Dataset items
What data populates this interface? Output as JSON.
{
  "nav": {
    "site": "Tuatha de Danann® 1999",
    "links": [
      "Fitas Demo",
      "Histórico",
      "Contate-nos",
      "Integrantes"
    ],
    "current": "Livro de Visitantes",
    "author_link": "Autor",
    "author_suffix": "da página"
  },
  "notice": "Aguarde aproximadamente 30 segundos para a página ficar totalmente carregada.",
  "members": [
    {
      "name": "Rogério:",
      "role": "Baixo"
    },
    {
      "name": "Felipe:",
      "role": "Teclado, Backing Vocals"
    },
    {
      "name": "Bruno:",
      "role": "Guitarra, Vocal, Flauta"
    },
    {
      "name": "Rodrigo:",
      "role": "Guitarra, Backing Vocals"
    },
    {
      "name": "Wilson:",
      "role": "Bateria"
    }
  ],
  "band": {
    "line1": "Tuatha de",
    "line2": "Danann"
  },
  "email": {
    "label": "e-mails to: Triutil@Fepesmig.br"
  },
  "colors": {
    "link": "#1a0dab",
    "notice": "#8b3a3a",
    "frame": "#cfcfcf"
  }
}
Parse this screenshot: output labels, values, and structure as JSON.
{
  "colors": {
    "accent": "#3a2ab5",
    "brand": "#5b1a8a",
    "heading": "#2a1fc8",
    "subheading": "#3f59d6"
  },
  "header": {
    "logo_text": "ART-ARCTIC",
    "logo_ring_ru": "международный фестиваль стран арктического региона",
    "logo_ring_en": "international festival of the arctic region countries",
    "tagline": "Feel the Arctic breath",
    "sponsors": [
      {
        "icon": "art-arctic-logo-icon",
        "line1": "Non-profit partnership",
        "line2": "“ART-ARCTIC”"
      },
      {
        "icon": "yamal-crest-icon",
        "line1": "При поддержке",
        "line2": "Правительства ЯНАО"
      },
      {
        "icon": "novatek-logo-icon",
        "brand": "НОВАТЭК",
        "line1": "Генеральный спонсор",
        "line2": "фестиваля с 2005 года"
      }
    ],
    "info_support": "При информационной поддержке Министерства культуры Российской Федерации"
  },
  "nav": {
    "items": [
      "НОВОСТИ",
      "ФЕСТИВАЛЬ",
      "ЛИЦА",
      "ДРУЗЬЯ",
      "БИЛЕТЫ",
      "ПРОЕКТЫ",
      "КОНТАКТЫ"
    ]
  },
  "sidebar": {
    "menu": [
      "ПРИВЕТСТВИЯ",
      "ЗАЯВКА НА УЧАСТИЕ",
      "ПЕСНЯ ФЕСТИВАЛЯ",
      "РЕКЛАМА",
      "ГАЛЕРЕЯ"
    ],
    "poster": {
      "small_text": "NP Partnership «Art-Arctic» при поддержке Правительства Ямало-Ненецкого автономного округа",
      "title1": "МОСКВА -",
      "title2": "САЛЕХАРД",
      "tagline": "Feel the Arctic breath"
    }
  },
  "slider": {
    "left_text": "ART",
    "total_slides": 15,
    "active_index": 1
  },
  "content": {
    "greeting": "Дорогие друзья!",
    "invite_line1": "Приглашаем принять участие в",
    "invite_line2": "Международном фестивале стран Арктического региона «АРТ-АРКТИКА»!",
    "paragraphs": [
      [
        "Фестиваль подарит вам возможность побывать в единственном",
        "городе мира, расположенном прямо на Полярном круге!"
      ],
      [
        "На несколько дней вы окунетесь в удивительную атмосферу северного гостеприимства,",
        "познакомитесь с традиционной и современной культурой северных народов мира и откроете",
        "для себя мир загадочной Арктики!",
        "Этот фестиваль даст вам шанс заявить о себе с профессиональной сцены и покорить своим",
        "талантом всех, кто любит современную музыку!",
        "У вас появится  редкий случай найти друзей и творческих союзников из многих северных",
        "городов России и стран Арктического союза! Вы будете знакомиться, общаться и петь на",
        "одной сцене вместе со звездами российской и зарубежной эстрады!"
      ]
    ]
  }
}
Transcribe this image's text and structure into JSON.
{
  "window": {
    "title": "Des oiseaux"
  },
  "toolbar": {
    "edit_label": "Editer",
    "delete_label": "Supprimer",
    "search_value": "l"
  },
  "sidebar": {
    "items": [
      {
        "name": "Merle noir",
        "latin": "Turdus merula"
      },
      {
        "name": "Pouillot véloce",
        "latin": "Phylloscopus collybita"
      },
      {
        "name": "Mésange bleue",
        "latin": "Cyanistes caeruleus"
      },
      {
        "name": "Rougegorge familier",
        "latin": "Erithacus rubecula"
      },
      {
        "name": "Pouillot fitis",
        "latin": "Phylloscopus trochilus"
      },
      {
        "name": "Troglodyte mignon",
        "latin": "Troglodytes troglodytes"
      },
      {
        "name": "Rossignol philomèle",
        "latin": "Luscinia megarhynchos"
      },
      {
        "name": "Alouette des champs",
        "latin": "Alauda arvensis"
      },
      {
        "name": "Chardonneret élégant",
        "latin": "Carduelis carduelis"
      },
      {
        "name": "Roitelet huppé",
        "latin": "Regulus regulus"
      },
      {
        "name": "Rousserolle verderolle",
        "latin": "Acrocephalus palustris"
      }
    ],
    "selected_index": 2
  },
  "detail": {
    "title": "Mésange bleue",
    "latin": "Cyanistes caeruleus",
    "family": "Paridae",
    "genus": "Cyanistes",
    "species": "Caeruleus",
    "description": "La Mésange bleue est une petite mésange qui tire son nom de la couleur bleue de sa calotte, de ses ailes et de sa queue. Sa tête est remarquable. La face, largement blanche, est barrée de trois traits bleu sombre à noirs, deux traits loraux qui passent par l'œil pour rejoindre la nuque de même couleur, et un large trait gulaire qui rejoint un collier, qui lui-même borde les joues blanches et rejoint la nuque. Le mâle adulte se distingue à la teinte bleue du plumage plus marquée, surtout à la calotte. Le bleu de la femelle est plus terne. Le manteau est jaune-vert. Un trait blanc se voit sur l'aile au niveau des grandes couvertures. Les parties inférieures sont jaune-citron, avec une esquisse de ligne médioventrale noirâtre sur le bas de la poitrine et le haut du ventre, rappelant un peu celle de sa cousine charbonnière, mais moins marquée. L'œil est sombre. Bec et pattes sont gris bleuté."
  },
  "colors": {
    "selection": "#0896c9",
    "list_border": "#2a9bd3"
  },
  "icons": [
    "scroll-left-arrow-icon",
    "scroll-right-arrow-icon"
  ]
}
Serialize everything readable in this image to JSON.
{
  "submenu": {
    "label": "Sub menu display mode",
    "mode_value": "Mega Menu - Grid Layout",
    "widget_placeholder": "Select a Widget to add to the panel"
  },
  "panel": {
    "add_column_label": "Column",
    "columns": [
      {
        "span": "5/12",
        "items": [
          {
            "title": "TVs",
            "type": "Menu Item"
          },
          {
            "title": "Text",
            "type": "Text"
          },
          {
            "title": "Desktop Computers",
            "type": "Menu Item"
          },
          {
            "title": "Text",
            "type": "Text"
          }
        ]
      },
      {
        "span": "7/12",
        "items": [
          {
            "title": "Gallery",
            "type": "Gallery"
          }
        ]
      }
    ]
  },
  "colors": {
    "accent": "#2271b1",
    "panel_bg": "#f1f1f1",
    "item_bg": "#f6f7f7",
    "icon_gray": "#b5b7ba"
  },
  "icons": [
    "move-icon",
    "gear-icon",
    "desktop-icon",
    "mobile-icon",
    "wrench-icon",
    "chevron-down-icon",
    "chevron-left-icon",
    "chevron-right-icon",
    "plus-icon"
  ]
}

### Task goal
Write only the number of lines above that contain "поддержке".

### Result of this task
3